Falafel, Houmous and Baba Ganoush, comedy
Check out an Edinburgh Fringe debut performance from the Egyptian stand-up comedy troupe Al Hezb El Comedy (the Comedy Party), a heady, iconoclastic mix of more than 40 Arab and English comics. Their show promises “insights into the Middle Eastern comedy scene” and to “bring Egypt back to the world comedy stage”. Preconceptions of the Middle East are pledged to be broken, with nothing extreme except the laughter.
• Stand in the Square, August 1-25
True Brits, theatre

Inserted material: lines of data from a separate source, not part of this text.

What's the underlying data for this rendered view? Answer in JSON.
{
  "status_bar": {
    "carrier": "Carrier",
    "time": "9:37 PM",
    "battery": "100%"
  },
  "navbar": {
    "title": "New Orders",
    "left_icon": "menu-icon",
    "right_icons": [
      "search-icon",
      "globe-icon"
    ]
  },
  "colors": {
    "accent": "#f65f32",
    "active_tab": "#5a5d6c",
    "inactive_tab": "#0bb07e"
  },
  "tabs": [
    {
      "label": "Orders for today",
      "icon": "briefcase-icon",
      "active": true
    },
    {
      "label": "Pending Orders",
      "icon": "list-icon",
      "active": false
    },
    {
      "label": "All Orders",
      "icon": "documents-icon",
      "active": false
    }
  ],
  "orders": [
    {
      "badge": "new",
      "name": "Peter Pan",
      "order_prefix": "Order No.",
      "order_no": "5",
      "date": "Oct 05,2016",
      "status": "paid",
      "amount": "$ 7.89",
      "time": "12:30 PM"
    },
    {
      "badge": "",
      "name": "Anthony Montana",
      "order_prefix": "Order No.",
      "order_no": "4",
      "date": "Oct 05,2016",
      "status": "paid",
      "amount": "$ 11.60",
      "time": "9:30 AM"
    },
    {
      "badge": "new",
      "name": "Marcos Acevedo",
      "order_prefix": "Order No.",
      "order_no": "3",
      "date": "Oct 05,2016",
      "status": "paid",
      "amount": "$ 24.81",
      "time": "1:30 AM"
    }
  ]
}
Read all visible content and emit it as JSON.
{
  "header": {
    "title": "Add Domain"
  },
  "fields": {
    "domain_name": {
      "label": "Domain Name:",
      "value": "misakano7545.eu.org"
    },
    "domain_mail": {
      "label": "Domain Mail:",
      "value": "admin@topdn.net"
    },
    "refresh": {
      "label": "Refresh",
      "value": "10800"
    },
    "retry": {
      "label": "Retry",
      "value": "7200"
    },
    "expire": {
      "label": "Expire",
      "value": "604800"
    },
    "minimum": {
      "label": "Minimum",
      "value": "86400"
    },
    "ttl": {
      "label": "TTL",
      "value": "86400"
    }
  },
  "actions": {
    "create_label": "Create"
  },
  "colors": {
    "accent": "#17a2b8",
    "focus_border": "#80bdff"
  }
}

Vinay Patel's True Brits, about how one young British Asian's life is thrown into turmoil after the 7/7 London bombings, gets its world premiere at the festival. The show, Patel's debut, is tilted more toward romance than terrorism. Patel says: "I wanted to tell a personal story that touched on notions of belonging but remained entertaining and engaging. I wanted it to revolve around a more everyday experience of growing up, about someone trying to live a normal life, that didn't delve into extremism like so many dramas around the topic."
• Assembly Hall, July 31-August 25
How War Reporting Has Changed: A Century On, discussion
Sadly, the Edinburgh International Festival – the Fringe's grown-up brother – has very little that touches on the Middle East this year. But the BBC's chief international correspondent Lyse Doucet and the BBC Middle East correspondent Orla Guerin are reflecting on how reporting has changed since the First World War. Over at the Edinburgh International Book Festival, the BBC reporter Frank Gardner, injured while reporting from Riyadh, talks about his memoir Blood and Sand.
• How War Reporting Has Changed, The Hub, August 22
• Life and Death in the Middle East with Frank Gardner, Charlotte Square, August 16
Where Do I End and You Begin, exhibition
There are many Edinburgh festivals, including the not-so-well-known, decade-old Edinburgh Art Festival, the largest UK visual-art festival, spreading across the city's many fine art galleries. Five curators and 20 artists from around the world (including Naeem Mohaiemen from Bangladesh and Masooma Syed from Pakistan) have created the Where Do I End and You Begin exhibition, the title taken from the artist Shilpa Gupta's neon sign work. It explores what we have in common – and what pulls us apart.
• City Art Centre, August 1-Oct 19
Theatre Uncut Turkey, drama
Theatre Uncut is more a movement than a performance. Leading playwrights are asked to respond to a current political situation by writing a short play about it. These plays are then made available for anyone to perform anywhere, for free. Over the past three years, they've been performed by more than 6,000 people in 19 countries. This year, Theatre Uncut has collaborated with the Istanbul company DOT Theatre to produce Theatre Uncut Turkey. Only days before the performance, it's still unclear what will happen. But it will be surprising.
• Traverse Theatre, August 4, 11 and 18
The Edinburgh Mela, music and dance festival
The liveliest of all the Edinburgh festivals is packed into just one weekend, bringing music, dance and delicious food from around the world, in particular the Indian subcontinent. You can journey around the world in 80 tunes. Sarod superstar Soumik Datta opens the carnival with his new piece King of Ghosts, combining Indian vibes with backing from the Scottish Chamber Orchestra. The master player Salim Sabri gives us qawwali – Sufi music with a 700-year legacy. There’s even a fashion show.
• Leith Links, August 29-31
The Middle East – The Unravelling of the Old Order and the Shaping of the New, book events
The Palestinian writer and lawyer Raja Shehadeh is a guest selector at this year’s Edinburgh International Book Festival, choosing authors and experts on the Middle East to look at the past, present and future of the region. Events throughout the month include Lines in the Sand, where three leading historians consider the unravelling of the Ottoman Empire and how it continues to shape the region today. There are also sessions on Syria and writers in the Middle East.
• Charlotte Square, various dates, August
Simon Thacker’s Ritmata, music
The four-piece group of the genre-defying, cross-cultural composer and guitar virtuoso Simon Thacker draw inspiration from around the world, but particularly the Middle East. Following in the footsteps of jazz greats such as John Coltrane in being influenced by Arabian music, Thacker sees his work as heavily influenced by Middle East sounds, in particular the improvisational style of taqsim.
• Summerhall, various dates between August 15-23